Items from a data source

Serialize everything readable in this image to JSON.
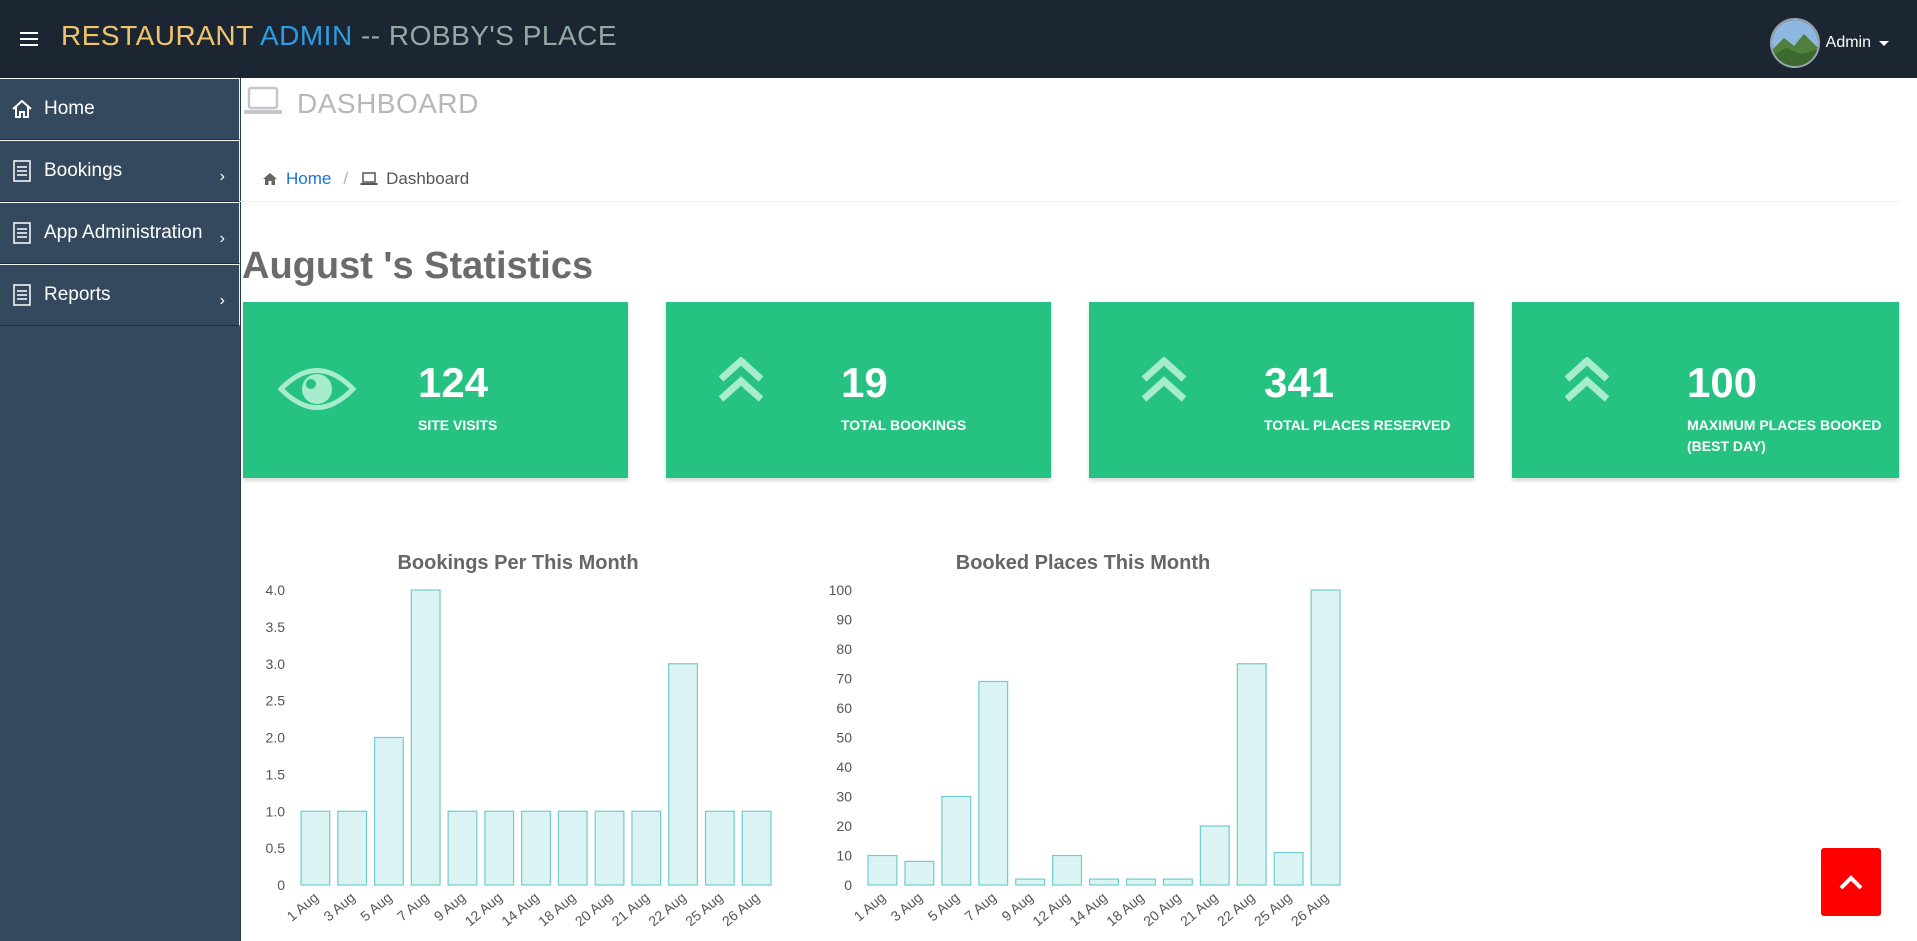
{
  "header": {
    "brand_part1": "RESTAURANT",
    "brand_part2": "ADMIN",
    "brand_part3": "-- ROBBY'S PLACE",
    "user_name": "Admin"
  },
  "sidebar": {
    "items": [
      {
        "label": "Home",
        "icon": "home-icon"
      },
      {
        "label": "Bookings",
        "icon": "list-icon"
      },
      {
        "label": "App Administration",
        "icon": "list-icon"
      },
      {
        "label": "Reports",
        "icon": "list-icon"
      }
    ]
  },
  "page": {
    "title": "DASHBOARD",
    "breadcrumb": {
      "home": "Home",
      "current": "Dashboard"
    },
    "stats_title": "August 's Statistics"
  },
  "cards": [
    {
      "value": "124",
      "label": "SITE VISITS",
      "icon": "eye-icon"
    },
    {
      "value": "19",
      "label": "TOTAL BOOKINGS",
      "icon": "double-chevron-up-icon"
    },
    {
      "value": "341",
      "label": "TOTAL PLACES RESERVED",
      "icon": "double-chevron-up-icon"
    },
    {
      "value": "100",
      "label": "MAXIMUM PLACES BOOKED (BEST DAY)",
      "icon": "double-chevron-up-icon"
    }
  ],
  "colors": {
    "topbar": "#1c2633",
    "sidebar": "#34495e",
    "card": "#26c281",
    "bar_fill": "#dcf3f4",
    "bar_stroke": "#6dcdcf",
    "scroll_button": "#ff0000"
  },
  "chart_data": [
    {
      "type": "bar",
      "title": "Bookings Per This Month",
      "categories": [
        "1 Aug",
        "3 Aug",
        "5 Aug",
        "7 Aug",
        "9 Aug",
        "12 Aug",
        "14 Aug",
        "18 Aug",
        "20 Aug",
        "21 Aug",
        "22 Aug",
        "25 Aug",
        "26 Aug"
      ],
      "values": [
        1,
        1,
        2,
        4,
        1,
        1,
        1,
        1,
        1,
        1,
        3,
        1,
        1
      ],
      "ylim": [
        0,
        4
      ],
      "yticks": [
        "0",
        "0.5",
        "1.0",
        "1.5",
        "2.0",
        "2.5",
        "3.0",
        "3.5",
        "4.0"
      ],
      "ytick_values": [
        0,
        0.5,
        1,
        1.5,
        2,
        2.5,
        3,
        3.5,
        4
      ]
    },
    {
      "type": "bar",
      "title": "Booked Places This Month",
      "categories": [
        "1 Aug",
        "3 Aug",
        "5 Aug",
        "7 Aug",
        "9 Aug",
        "12 Aug",
        "14 Aug",
        "18 Aug",
        "20 Aug",
        "21 Aug",
        "22 Aug",
        "25 Aug",
        "26 Aug"
      ],
      "values": [
        10,
        8,
        30,
        69,
        2,
        10,
        2,
        2,
        2,
        20,
        75,
        11,
        100
      ],
      "ylim": [
        0,
        100
      ],
      "yticks": [
        "0",
        "10",
        "20",
        "30",
        "40",
        "50",
        "60",
        "70",
        "80",
        "90",
        "100"
      ],
      "ytick_values": [
        0,
        10,
        20,
        30,
        40,
        50,
        60,
        70,
        80,
        90,
        100
      ]
    }
  ]
}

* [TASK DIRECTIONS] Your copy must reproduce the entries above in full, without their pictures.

* [RESPONSE BELOW]
Serialize everything readable in this image to JSON.
{
  "header": {
    "brand_part1": "RESTAURANT",
    "brand_part2": "ADMIN",
    "brand_part3": "-- ROBBY'S PLACE",
    "user_name": "Admin"
  },
  "sidebar": {
    "items": [
      {
        "label": "Home",
        "icon": "home-icon"
      },
      {
        "label": "Bookings",
        "icon": "list-icon"
      },
      {
        "label": "App Administration",
        "icon": "list-icon"
      },
      {
        "label": "Reports",
        "icon": "list-icon"
      }
    ]
  },
  "page": {
    "title": "DASHBOARD",
    "breadcrumb": {
      "home": "Home",
      "current": "Dashboard"
    },
    "stats_title": "August 's Statistics"
  },
  "cards": [
    {
      "value": "124",
      "label": "SITE VISITS",
      "icon": "eye-icon"
    },
    {
      "value": "19",
      "label": "TOTAL BOOKINGS",
      "icon": "double-chevron-up-icon"
    },
    {
      "value": "341",
      "label": "TOTAL PLACES RESERVED",
      "icon": "double-chevron-up-icon"
    },
    {
      "value": "100",
      "label": "MAXIMUM PLACES BOOKED (BEST DAY)",
      "icon": "double-chevron-up-icon"
    }
  ],
  "colors": {
    "topbar": "#1c2633",
    "sidebar": "#34495e",
    "card": "#26c281",
    "bar_fill": "#dcf3f4",
    "bar_stroke": "#6dcdcf",
    "scroll_button": "#ff0000"
  },
  "chart_data": [
    {
      "type": "bar",
      "title": "Bookings Per This Month",
      "categories": [
        "1 Aug",
        "3 Aug",
        "5 Aug",
        "7 Aug",
        "9 Aug",
        "12 Aug",
        "14 Aug",
        "18 Aug",
        "20 Aug",
        "21 Aug",
        "22 Aug",
        "25 Aug",
        "26 Aug"
      ],
      "values": [
        1,
        1,
        2,
        4,
        1,
        1,
        1,
        1,
        1,
        1,
        3,
        1,
        1
      ],
      "ylim": [
        0,
        4
      ],
      "yticks": [
        "0",
        "0.5",
        "1.0",
        "1.5",
        "2.0",
        "2.5",
        "3.0",
        "3.5",
        "4.0"
      ],
      "ytick_values": [
        0,
        0.5,
        1,
        1.5,
        2,
        2.5,
        3,
        3.5,
        4
      ]
    },
    {
      "type": "bar",
      "title": "Booked Places This Month",
      "categories": [
        "1 Aug",
        "3 Aug",
        "5 Aug",
        "7 Aug",
        "9 Aug",
        "12 Aug",
        "14 Aug",
        "18 Aug",
        "20 Aug",
        "21 Aug",
        "22 Aug",
        "25 Aug",
        "26 Aug"
      ],
      "values": [
        10,
        8,
        30,
        69,
        2,
        10,
        2,
        2,
        2,
        20,
        75,
        11,
        100
      ],
      "ylim": [
        0,
        100
      ],
      "yticks": [
        "0",
        "10",
        "20",
        "30",
        "40",
        "50",
        "60",
        "70",
        "80",
        "90",
        "100"
      ],
      "ytick_values": [
        0,
        10,
        20,
        30,
        40,
        50,
        60,
        70,
        80,
        90,
        100
      ]
    }
  ]
}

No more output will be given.